___ LISTED ENTRIES

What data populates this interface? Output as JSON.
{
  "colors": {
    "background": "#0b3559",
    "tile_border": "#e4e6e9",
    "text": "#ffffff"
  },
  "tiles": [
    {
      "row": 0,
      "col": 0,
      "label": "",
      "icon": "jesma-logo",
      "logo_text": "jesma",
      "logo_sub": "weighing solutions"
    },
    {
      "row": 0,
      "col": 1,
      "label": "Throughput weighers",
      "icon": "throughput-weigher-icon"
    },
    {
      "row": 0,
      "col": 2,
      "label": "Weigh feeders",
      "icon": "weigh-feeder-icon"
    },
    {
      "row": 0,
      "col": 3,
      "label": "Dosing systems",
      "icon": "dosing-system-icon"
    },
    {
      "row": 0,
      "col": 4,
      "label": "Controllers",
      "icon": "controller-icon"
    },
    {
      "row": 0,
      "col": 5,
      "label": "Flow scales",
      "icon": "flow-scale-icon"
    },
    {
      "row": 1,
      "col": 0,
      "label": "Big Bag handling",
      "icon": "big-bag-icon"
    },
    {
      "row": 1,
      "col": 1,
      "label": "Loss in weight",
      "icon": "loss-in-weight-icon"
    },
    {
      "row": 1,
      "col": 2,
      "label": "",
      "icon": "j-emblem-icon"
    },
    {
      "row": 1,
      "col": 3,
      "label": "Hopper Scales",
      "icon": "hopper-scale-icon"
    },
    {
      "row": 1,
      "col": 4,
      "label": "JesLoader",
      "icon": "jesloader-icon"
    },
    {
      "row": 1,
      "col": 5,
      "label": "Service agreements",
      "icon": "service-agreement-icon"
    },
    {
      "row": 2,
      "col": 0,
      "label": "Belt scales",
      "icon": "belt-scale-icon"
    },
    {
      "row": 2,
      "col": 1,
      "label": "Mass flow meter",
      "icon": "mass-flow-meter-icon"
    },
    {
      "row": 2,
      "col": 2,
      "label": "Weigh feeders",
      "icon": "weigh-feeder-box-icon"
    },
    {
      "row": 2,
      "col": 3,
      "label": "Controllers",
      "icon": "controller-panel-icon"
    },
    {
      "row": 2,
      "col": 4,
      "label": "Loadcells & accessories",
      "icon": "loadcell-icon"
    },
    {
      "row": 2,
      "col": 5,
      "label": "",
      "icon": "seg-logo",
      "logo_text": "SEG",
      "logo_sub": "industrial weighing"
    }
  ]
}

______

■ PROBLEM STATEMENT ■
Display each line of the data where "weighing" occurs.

■ EXERCISE RESPONSE ■
      "logo_sub": "weighing solutions"
      "logo_sub": "industrial weighing"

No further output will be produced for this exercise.